Posted by crocodilechuck | Report as abusive

Hey MattF — I work with Lewis @Forbes. Just wanted to clarify: his title is actually Chief Product Officer.

And, Felix — to this point: “if you say that there are no lines separating what’s editorial content and what’s advertising…”

We’re not saying there will be no lines, no separation. In fact, it’s quite the opposite. There will be lines, clearly labeled and transparent to all. Very much like what Walt Mossberg saw when he reviewed the True/Slant version, called Ad/Slants. At that time, Walt reacted positively to the idea and the proposed implementation.

Hopefully the criticism will wait until after we actually launch an AdVoice, when everyone can see it and judge for themselves.

Posted by andreaitis | Report as abusive

Okay, I’ll hold follow-on snark in abeyance until there’s actually something to be snarky about.

Posted by MattF | Report as abusive

I helped build True/Slant and am currently working with Lewis D’Vorkin at Forbes.

All news – print, broadcast, online – is sponsored by or underwritten by someone. Advertisers have *always* been “on the same distribution platform” as the editorial their dollars support.

At least as far back as David Brinkley, news editorial was being vocally underwritten, e.g., by Arthur Daniels Midland.
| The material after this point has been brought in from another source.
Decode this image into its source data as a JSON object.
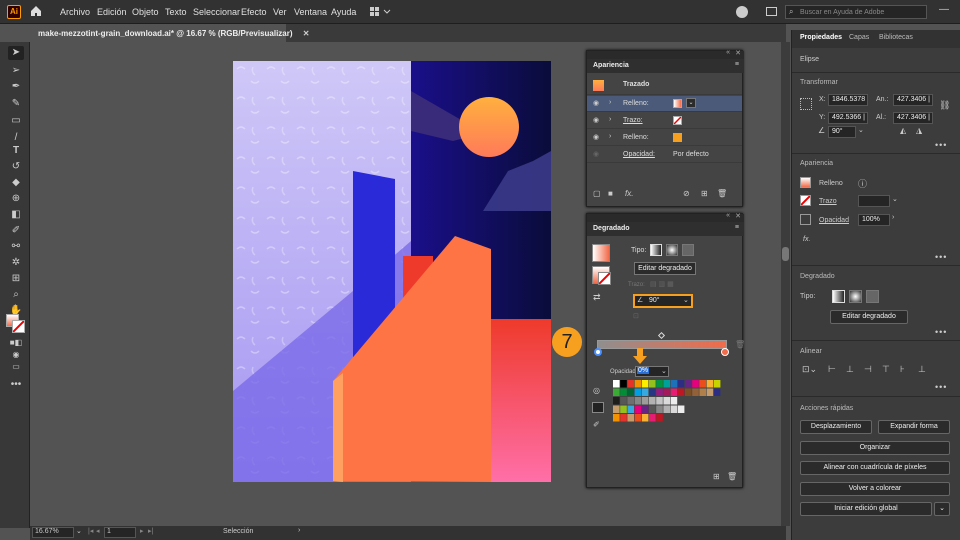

You can claim there’ve been effective Walls and hermetic seals between advertisers and editorial. That doesn’t make your claim true. In my experience, the claim is false. (And this is in addition to and regardless of right/left editorial slants you refer to in your post.)

Understood and agreed it’s an area to be treaded carefully from everyone’s perspective:

- Publishers weaving advertising and marketing with editorial need to take care to be transparent and not to mix messages

- Advertisers and Marketers need to create messages that have some value and interest for people reading and interacting with it – if they don’t, no one will read and interact with it

- Journalists should take care, as ever, to be transparent, too

- Participants / Consumers / The People Formerly Known as The Audience should take care they understand that with which they’re interacting

We’ve been working toward new, sustainable – profitable! – models of news and opinion. We don’t expect a single silver bullet. We do expect to continue iterating until we have a workable, successful and profitable solution.

Posted by smcnally | Report as abusive